“They’re checking the root causes of that right now. That’s one of the things that really did happen during the canvassing at the Cuneta Astrodome, and then we’re very thankful that that was noticed because that’s something that needs to be addressed,” Comelec Spokesman James Jimenez said in an interview with ANC.
The incident involved transmitted election results from the Padre Zamora Elementary School voting center in Pasay City, where 390 voters turned up to cast their vote out of 786 registered voters in the lone participating clustered precinct.
At completion of canvass at the Cuneta Astrodome for the clustered precinct, the consolidation and canvassing system (CCS) flashed the same figure for the columns under “expected number of voters” and “received number of voters,” both at 786.
The canvassing system was supposed to flash 390 for the “received number of voters” column, corresponding to the actual number of warm bodies who cast their vote.
The results of the voting, however, remained unaltered, authorities said.
“We’ve noted that the attendance in the venue… I can actually say that, yes, the figure stated in the VCM (vote-counting machine) - we were there - actually, was 390, but we were no longer able to check after [transmission of election results]” said lawyer Helen Graido, policy consultant of election watchdog Legal Network for Truthful Elections (Lente).
Other poll watchdogs have yet to release their observation on the incident.

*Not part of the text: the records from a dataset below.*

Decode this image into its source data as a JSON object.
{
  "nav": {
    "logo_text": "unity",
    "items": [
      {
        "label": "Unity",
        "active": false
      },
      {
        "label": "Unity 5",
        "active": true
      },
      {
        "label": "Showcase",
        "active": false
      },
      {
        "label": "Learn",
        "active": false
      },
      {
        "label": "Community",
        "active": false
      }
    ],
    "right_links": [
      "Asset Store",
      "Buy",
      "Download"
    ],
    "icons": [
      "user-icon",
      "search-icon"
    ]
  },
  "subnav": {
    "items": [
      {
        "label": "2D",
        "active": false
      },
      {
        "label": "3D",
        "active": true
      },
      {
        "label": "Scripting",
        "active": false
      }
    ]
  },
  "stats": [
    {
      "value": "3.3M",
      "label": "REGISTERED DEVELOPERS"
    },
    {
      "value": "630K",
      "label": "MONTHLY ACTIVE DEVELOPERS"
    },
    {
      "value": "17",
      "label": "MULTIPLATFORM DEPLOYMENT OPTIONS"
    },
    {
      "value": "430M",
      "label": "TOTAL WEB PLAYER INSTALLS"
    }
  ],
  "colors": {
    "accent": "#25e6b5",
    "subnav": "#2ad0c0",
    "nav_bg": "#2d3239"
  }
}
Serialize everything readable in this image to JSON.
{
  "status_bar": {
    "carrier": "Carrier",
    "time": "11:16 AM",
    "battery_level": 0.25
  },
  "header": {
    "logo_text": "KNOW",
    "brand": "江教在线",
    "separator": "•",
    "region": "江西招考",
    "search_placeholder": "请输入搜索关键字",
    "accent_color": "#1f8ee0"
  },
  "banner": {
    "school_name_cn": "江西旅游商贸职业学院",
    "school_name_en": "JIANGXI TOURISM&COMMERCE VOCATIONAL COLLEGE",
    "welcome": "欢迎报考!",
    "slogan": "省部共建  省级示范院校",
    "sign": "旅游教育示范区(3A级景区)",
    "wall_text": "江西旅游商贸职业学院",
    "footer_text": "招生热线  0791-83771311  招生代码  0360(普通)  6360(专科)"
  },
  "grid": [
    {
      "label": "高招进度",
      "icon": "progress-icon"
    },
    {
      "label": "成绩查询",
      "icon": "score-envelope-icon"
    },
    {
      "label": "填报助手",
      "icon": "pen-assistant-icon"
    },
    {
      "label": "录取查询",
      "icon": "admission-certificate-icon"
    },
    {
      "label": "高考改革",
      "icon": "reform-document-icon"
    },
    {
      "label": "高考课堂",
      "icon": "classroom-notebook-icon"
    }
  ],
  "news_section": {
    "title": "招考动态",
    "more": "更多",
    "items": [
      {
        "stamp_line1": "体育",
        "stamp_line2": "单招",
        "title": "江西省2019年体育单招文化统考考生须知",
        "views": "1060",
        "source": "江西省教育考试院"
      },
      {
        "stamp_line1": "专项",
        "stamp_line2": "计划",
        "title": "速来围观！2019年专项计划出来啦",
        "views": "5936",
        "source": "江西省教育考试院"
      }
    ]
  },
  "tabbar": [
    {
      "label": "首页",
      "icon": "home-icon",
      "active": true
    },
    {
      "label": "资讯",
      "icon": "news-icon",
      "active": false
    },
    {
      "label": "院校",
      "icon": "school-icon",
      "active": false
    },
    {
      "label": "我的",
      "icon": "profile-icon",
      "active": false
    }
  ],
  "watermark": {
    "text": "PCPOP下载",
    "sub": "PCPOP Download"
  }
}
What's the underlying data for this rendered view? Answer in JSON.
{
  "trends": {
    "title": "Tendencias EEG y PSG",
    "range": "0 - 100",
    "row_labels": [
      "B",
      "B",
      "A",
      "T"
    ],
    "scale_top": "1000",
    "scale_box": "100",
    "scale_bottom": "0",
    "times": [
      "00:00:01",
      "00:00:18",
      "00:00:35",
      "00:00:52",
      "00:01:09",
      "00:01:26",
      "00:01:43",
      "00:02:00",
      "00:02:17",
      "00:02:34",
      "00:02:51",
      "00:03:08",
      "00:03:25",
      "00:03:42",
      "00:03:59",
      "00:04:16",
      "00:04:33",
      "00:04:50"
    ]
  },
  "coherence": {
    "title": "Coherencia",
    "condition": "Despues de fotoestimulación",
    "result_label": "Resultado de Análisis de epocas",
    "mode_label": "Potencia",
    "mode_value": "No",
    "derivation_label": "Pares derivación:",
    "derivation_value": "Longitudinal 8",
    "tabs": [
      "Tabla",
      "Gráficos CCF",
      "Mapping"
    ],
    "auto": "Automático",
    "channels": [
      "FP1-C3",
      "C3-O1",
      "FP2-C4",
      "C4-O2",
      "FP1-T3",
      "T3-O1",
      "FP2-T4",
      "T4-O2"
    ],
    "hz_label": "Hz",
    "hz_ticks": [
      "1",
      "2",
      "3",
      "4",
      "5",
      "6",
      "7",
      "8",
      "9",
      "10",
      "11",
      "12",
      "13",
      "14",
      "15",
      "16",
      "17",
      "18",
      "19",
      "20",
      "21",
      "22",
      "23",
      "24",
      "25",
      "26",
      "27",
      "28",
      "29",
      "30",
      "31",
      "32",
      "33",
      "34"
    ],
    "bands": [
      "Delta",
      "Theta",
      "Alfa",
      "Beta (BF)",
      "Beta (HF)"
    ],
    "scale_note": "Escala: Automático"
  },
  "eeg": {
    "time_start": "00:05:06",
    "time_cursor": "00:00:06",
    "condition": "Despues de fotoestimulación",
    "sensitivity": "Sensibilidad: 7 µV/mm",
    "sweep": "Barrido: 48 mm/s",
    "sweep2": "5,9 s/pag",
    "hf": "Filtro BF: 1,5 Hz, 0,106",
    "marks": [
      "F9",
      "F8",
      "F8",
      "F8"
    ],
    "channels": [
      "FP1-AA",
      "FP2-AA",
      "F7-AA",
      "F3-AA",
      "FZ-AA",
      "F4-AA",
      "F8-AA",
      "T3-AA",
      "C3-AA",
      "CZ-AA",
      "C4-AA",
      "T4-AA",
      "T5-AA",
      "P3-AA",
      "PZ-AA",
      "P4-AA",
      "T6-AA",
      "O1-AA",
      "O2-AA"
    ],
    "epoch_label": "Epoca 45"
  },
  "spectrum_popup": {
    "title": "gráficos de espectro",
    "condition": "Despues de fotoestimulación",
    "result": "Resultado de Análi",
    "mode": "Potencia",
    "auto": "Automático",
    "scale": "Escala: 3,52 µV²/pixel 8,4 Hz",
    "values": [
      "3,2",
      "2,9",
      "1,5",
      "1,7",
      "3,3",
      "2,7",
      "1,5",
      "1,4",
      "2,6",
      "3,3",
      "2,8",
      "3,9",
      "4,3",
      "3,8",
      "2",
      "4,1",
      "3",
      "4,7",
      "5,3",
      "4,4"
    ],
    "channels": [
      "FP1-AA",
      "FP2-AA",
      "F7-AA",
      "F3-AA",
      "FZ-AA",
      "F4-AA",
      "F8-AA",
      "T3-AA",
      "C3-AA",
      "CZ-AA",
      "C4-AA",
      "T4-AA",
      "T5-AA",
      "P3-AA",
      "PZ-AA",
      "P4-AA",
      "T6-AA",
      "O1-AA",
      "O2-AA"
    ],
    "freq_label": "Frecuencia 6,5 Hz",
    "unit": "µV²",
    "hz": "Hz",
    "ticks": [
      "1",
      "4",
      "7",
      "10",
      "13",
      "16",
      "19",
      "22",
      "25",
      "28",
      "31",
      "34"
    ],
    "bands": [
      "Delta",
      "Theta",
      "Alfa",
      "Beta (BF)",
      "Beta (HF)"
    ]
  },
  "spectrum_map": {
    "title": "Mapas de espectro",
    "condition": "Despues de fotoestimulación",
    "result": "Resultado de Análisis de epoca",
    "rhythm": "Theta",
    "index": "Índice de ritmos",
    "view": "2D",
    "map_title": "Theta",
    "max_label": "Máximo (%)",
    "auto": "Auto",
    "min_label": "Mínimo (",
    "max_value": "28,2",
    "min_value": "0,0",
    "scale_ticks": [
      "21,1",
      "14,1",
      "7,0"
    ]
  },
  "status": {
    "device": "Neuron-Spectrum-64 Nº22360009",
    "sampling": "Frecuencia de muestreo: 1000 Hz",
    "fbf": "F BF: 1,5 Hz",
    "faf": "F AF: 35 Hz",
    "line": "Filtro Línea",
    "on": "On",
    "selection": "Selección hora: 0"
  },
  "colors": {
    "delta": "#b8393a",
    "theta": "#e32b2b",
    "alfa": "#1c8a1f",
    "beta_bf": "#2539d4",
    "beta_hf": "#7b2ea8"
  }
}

Thirty-four voting centers in Albay, Isabela, Leyte, Negros Oriental, Davao del Sur, Maguindanao and the National Capital Region (NCR) participated in the mock elections.
The event is mandated by law to test the security, accuracy, efficiency and integrity of the election systems.
Other areas, meanwhile, experienced “minor” issues, according to the poll body, ranging from change in ballot size being attributed to extreme weather conditions brought about by various issues.
Some of these include the impact of Typhoon Odette in the Visayas and Mindanao regions, failure to replace depleted election return thermal paper, unnecessary markings on the ballot, and delayed start of opening of the mock polls.
Jimenez explained standard contingency measures were adopted to respond to these issues.
In the case of “expanded” ballots at the Negros Oriental State University voting center, ballot edges were slightly trimmed off. The ballots were successfully scanned by the VCM later on.